Storage vendors have had a good run over the last few years. Increased compliance, anti-terrorism laws and a renewed interest in mining corporate data have all led to a substantial increase in the amount of raw disk being sold. But in the current climate no-one expects that to continue, especially as IT departments look to make better use of what they have.
So it was came as no real surprise two weeks ago when Net App made an offer for Data Domain. At the time, the deal look good, both companies share prices moved up and the merging of the technologies looked like a real winner for Net App giving them a shot at upsetting the large established storage players.
Today, EMC has decided that it is going to spoil Net App's party by making its own, hostile, bid for Data Domain. To really rub salt into the wounds, it is prepared to offer substantially more than Net App and rather than a mix of cash and shares is making it all cash. The price - $30 per share which values Data Domain at $1.8bn. In a market where corporate values have fallen this deal works out at more than six times Data Domain's turnover last year.

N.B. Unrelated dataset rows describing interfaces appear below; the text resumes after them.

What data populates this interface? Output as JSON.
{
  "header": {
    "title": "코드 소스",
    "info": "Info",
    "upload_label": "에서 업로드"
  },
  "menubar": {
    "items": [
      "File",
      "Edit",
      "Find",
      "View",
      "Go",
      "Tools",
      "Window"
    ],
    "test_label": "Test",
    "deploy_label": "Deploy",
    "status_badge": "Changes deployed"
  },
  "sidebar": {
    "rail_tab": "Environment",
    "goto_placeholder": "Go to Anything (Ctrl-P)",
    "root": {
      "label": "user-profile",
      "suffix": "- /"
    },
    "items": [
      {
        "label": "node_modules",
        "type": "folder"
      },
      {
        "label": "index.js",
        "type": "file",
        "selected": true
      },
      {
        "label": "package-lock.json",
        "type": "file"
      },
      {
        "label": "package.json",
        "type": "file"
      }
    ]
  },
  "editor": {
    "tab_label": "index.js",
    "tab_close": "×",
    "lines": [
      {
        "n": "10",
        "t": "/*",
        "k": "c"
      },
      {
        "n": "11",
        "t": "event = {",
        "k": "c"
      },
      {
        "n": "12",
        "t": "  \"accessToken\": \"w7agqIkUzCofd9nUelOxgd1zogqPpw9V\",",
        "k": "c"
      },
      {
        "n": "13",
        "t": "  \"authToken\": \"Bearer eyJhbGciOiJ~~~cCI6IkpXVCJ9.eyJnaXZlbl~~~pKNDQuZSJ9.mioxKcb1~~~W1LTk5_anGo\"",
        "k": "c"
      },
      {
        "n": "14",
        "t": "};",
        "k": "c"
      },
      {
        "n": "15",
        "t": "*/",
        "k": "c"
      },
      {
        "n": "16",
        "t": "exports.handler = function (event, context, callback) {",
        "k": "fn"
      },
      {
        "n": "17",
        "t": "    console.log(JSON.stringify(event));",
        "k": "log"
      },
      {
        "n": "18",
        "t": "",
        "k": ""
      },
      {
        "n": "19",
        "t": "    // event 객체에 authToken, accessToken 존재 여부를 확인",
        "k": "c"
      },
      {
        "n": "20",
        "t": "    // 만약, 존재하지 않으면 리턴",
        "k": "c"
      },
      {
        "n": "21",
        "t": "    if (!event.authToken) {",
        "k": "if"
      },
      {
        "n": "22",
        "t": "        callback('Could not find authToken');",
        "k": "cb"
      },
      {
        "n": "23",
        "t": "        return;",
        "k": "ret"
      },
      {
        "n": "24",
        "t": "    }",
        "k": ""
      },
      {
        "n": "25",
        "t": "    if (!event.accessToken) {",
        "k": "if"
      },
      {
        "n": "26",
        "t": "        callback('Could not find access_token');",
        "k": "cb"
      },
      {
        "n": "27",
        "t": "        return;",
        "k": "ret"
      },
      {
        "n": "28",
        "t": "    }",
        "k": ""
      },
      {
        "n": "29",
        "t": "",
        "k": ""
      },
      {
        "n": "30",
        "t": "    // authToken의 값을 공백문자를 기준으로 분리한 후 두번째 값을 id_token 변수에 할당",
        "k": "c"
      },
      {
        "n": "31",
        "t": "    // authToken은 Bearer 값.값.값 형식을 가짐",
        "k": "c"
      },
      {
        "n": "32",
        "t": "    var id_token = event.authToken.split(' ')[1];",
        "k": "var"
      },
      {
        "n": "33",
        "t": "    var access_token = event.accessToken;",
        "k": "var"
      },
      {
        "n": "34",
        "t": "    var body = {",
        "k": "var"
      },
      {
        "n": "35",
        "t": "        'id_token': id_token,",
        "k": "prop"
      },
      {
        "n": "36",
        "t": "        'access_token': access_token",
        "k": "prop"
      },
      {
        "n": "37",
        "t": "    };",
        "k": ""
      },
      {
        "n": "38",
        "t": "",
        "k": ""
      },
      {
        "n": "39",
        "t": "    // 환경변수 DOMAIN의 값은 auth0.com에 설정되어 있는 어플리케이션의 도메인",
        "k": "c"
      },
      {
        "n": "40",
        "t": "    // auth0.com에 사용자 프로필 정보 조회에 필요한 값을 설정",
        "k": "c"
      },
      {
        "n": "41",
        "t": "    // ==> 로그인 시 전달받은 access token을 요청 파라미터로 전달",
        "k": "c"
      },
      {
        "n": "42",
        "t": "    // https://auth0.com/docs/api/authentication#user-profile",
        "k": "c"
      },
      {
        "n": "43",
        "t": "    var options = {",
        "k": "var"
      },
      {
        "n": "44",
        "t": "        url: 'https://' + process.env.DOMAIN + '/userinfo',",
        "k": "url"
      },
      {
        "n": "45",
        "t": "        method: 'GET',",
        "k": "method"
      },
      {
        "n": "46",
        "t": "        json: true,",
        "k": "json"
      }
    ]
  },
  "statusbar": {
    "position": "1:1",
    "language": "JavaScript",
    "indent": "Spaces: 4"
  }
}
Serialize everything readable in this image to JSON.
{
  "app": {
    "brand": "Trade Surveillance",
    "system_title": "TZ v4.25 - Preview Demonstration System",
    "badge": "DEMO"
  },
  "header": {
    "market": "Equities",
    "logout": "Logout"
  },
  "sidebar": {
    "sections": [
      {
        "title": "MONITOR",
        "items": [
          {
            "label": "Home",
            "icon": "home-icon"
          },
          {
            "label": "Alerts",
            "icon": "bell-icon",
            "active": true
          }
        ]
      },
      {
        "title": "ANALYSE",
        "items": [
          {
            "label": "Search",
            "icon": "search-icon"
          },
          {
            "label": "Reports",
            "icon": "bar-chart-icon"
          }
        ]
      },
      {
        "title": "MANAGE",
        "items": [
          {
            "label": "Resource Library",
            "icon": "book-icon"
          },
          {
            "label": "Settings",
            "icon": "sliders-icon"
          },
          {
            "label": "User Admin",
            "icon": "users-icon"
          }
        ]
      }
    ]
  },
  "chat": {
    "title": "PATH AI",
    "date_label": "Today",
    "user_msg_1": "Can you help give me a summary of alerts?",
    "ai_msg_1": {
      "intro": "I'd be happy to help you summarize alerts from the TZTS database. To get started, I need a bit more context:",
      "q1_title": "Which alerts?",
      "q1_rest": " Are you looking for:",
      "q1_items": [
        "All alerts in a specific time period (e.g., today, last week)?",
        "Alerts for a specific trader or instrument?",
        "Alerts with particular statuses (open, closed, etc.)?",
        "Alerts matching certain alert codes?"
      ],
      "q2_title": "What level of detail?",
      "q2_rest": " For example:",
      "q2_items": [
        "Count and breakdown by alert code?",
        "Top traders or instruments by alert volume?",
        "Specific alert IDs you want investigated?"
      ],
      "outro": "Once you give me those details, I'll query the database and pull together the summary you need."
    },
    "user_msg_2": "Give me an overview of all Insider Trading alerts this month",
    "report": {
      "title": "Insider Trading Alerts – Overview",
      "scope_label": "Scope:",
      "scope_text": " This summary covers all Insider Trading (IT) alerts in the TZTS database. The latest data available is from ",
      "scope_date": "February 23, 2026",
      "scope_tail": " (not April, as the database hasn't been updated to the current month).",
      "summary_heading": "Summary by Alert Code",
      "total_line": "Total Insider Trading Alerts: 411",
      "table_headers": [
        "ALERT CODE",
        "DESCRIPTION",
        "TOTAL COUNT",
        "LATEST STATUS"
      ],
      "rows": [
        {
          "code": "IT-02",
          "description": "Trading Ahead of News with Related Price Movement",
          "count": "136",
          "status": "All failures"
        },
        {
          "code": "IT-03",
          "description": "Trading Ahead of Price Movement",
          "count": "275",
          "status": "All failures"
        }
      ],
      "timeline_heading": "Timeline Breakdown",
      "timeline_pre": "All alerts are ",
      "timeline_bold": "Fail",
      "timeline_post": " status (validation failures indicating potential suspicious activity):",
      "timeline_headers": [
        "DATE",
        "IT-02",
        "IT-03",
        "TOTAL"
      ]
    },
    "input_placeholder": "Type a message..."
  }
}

The Net App offer of $25.50 per share with a valuation of $1.5bn looks poor by comparison and that's exactly what the market thinks. Data Domain shares have soared to $31 today while Net App has dropped roughly $1. What is interesting is that the market reaction around EMC shares appears to be completely ambivalent with the shares up just 40 cents.
The problem for EMC, is that the way the Net App and Data Domain boards have structured the current bid, precludes EMC from entering into negotiations with Data Domain. As a result, EMC has taken the unusual step of sending an open letter to Data Domain and spending a lot of time talking up the benefits of the deal to press and analysts.
There is no doubt that EMC needs to strengthen its software portfolio and acquiring Data Domain, the leader in deduplication would be a very good deal. EMC is also being aggressive in positioning its different business units, not least Iomega, as ideal partners for its VMware subsidiary. Adding Data Domain to this mix would allow EMC to really attack the SME virtualisation space with solutions that will stay with them as they grow.
EMC is also banking on Data Domain giving it a majority share of the next generation backup and archive business which is estimated to be worth around $1bn in 2010. Data Domain already accounts for around 20-25% of that market and with EMC's existing Avamar solution, would achieve that goal of dominance in that market. However, the same can be said for Net App and Data Domain as a combined entity so the EMC move can also be seen as a market reaction to prevent the birth of a major competitor.